Interface dataset entries:

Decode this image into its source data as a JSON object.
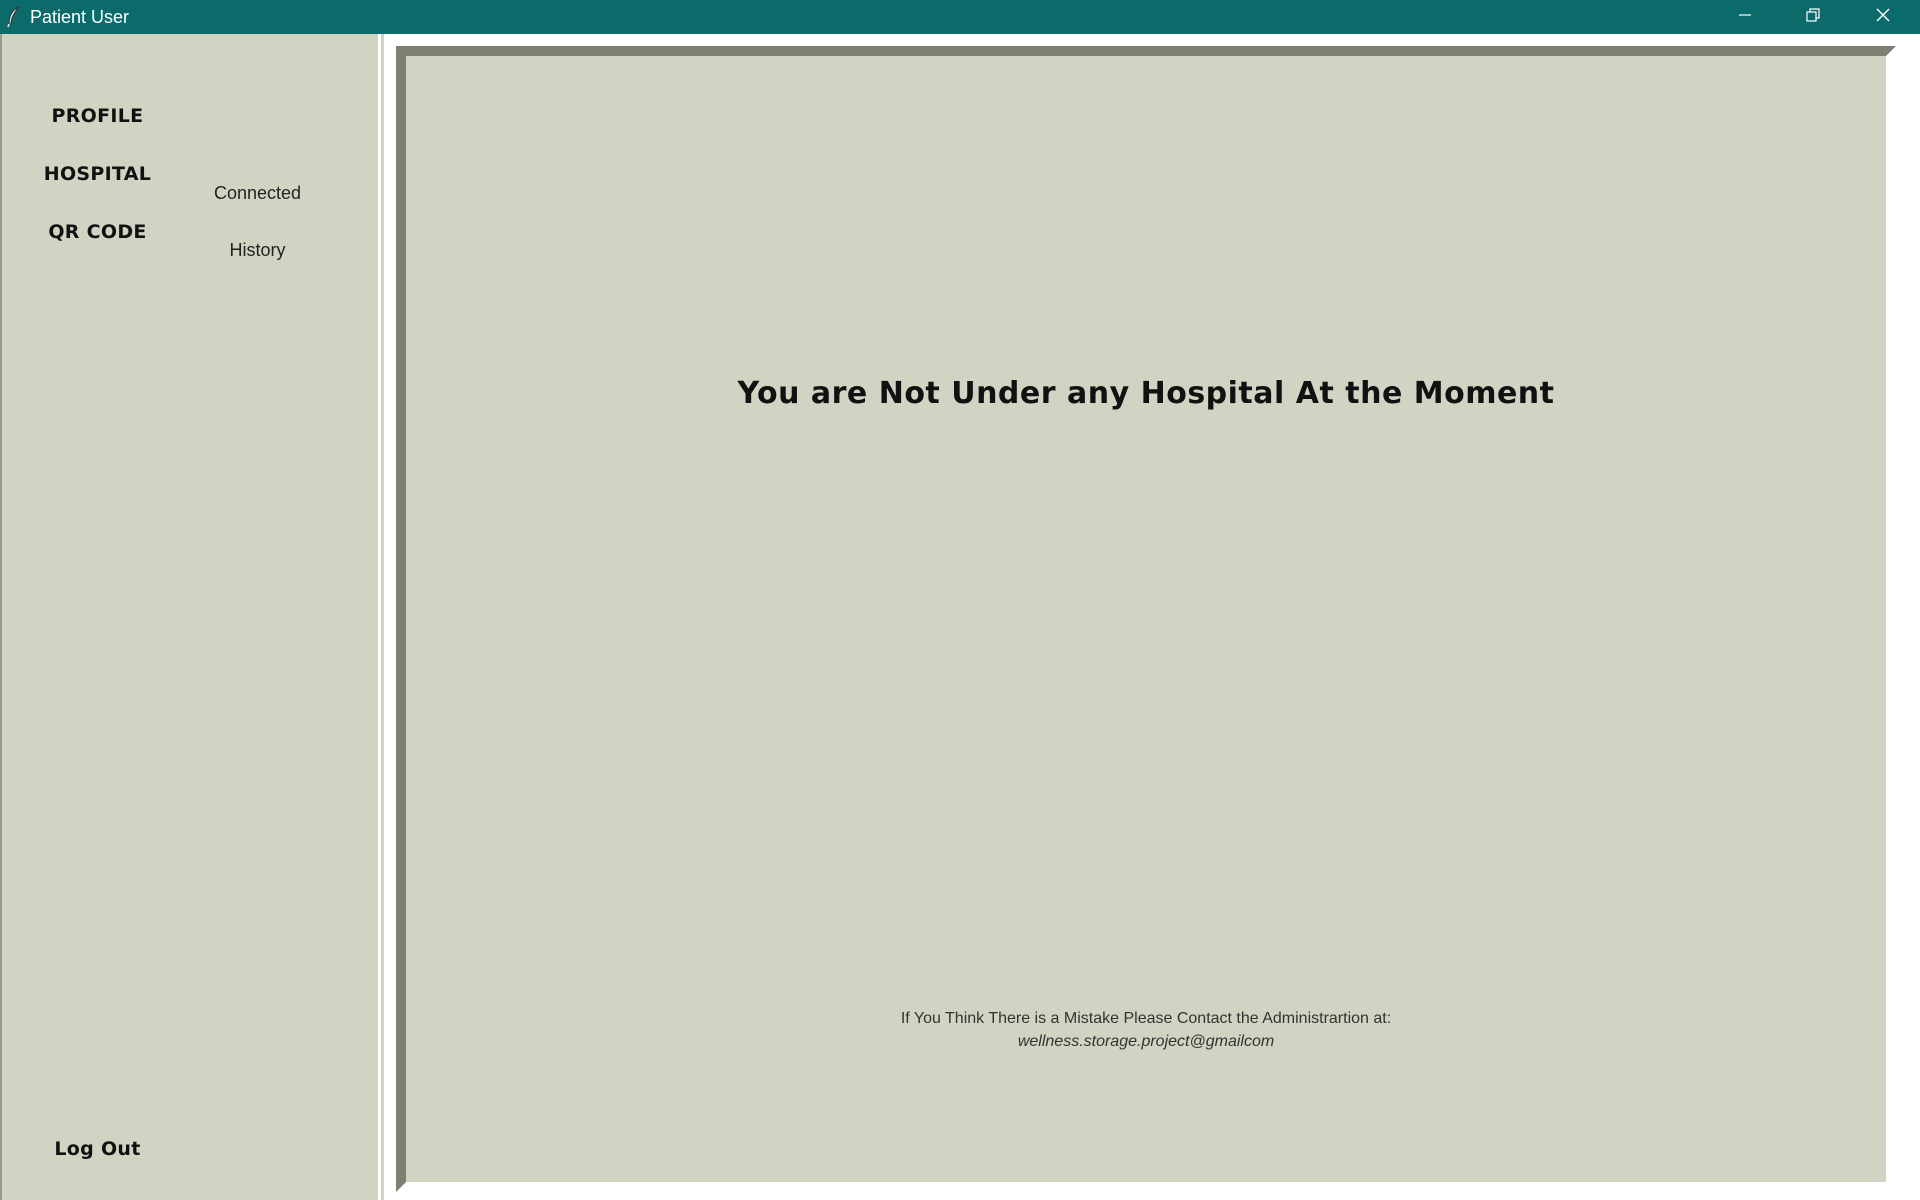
{
  "window": {
    "title": "Patient User",
    "icons": {
      "app": "feather-icon",
      "minimize": "minimize-icon",
      "maximize": "restore-icon",
      "close": "close-icon"
    }
  },
  "sidebar": {
    "nav": [
      {
        "label": "PROFILE"
      },
      {
        "label": "HOSPITAL"
      },
      {
        "label": "QR CODE"
      }
    ],
    "sub_nav": [
      {
        "label": "Connected"
      },
      {
        "label": "History"
      }
    ],
    "logout_label": "Log Out"
  },
  "main": {
    "message": "You are Not Under any Hospital At the Moment",
    "contact_text": "If You Think There is a Mistake Please Contact the Administrartion at:",
    "contact_email": "wellness.storage.project@gmailcom"
  },
  "colors": {
    "titlebar": "#0b6b6b",
    "background": "#d3d3c3",
    "panel_border_dark": "#7f7f74"
  }
}
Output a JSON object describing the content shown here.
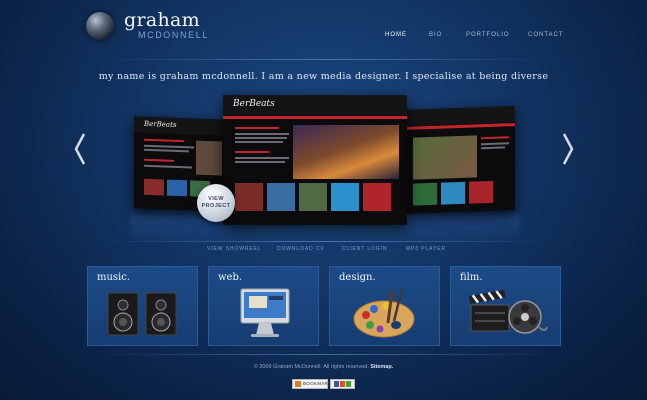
{
  "logo": {
    "name": "graham",
    "sub": "MCDONNELL"
  },
  "nav": [
    {
      "label": "HOME",
      "active": true
    },
    {
      "label": "BIO",
      "active": false
    },
    {
      "label": "PORTFOLIO",
      "active": false
    },
    {
      "label": "CONTACT",
      "active": false
    }
  ],
  "tagline": "my name is graham mcdonnell.   I am a new media designer.   I specialise at being diverse",
  "carousel": {
    "view_button": [
      "VIEW",
      "PROJECT"
    ],
    "shot_brand": "BerBeats"
  },
  "sublinks": [
    "VIEW SHOWREEL",
    "DOWNLOAD CV",
    "CLIENT LOGIN",
    "MP3 PLAYER"
  ],
  "cards": [
    {
      "title": "music."
    },
    {
      "title": "web."
    },
    {
      "title": "design."
    },
    {
      "title": "film."
    }
  ],
  "footer": {
    "text": "© 2009 Graham McDonnell. All rights reserved.",
    "sitemap": "Sitemap."
  },
  "badges": [
    {
      "label": "BOOKMARK"
    },
    {
      "label": ""
    }
  ],
  "colors": {
    "accent_red": "#c0262b",
    "bg": "#123666",
    "card": "#1d4b87"
  }
}
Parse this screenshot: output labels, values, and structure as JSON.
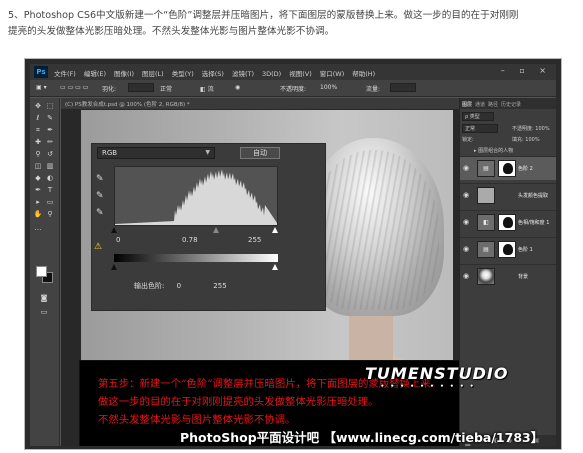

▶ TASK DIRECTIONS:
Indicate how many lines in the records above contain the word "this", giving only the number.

▶ WRITTEN SOLUTION:
2